** Stored data follows **
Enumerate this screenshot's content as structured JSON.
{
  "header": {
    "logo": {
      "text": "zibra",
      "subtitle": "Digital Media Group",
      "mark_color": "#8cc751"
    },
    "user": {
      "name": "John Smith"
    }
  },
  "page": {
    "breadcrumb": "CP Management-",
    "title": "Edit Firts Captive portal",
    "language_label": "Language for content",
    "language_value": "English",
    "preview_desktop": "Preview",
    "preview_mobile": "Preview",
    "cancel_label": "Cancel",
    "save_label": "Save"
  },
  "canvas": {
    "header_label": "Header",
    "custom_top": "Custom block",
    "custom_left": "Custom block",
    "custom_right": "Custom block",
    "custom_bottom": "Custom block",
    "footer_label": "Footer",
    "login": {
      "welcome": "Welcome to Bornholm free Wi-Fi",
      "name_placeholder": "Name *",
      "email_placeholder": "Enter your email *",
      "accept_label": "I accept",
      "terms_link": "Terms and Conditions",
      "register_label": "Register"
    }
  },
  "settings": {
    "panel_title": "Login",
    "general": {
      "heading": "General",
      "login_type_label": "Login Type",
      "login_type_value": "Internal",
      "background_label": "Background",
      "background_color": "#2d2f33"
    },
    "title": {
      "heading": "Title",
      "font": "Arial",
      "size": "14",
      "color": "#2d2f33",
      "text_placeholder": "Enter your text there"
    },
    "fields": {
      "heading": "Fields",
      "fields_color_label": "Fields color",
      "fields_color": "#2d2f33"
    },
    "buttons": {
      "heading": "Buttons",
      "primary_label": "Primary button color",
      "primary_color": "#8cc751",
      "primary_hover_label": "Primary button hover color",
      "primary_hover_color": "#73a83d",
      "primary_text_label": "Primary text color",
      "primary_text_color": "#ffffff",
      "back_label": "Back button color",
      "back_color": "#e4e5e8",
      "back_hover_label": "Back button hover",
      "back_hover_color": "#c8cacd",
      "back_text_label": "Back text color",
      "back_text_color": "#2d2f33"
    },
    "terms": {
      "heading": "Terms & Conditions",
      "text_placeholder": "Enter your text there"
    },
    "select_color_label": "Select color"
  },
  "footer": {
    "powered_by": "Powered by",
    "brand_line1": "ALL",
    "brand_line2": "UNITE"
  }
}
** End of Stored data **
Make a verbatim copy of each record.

Enumerate this screenshot's content as structured JSON.
{
  "header": {
    "logo": {
      "text": "zibra",
      "subtitle": "Digital Media Group",
      "mark_color": "#8cc751"
    },
    "user": {
      "name": "John Smith"
    }
  },
  "page": {
    "breadcrumb": "CP Management-",
    "title": "Edit Firts Captive portal",
    "language_label": "Language for content",
    "language_value": "English",
    "preview_desktop": "Preview",
    "preview_mobile": "Preview",
    "cancel_label": "Cancel",
    "save_label": "Save"
  },
  "canvas": {
    "header_label": "Header",
    "custom_top": "Custom block",
    "custom_left": "Custom block",
    "custom_right": "Custom block",
    "custom_bottom": "Custom block",
    "footer_label": "Footer",
    "login": {
      "welcome": "Welcome to Bornholm free Wi-Fi",
      "name_placeholder": "Name *",
      "email_placeholder": "Enter your email *",
      "accept_label": "I accept",
      "terms_link": "Terms and Conditions",
      "register_label": "Register"
    }
  },
  "settings": {
    "panel_title": "Login",
    "general": {
      "heading": "General",
      "login_type_label": "Login Type",
      "login_type_value": "Internal",
      "background_label": "Background",
      "background_color": "#2d2f33"
    },
    "title": {
      "heading": "Title",
      "font": "Arial",
      "size": "14",
      "color": "#2d2f33",
      "text_placeholder": "Enter your text there"
    },
    "fields": {
      "heading": "Fields",
      "fields_color_label": "Fields color",
      "fields_color": "#2d2f33"
    },
    "buttons": {
      "heading": "Buttons",
      "primary_label": "Primary button color",
      "primary_color": "#8cc751",
      "primary_hover_label": "Primary button hover color",
      "primary_hover_color": "#73a83d",
      "primary_text_label": "Primary text color",
      "primary_text_color": "#ffffff",
      "back_label": "Back button color",
      "back_color": "#e4e5e8",
      "back_hover_label": "Back button hover",
      "back_hover_color": "#c8cacd",
      "back_text_label": "Back text color",
      "back_text_color": "#2d2f33"
    },
    "terms": {
      "heading": "Terms & Conditions",
      "text_placeholder": "Enter your text there"
    },
    "select_color_label": "Select color"
  },
  "footer": {
    "powered_by": "Powered by",
    "brand_line1": "ALL",
    "brand_line2": "UNITE"
  }
}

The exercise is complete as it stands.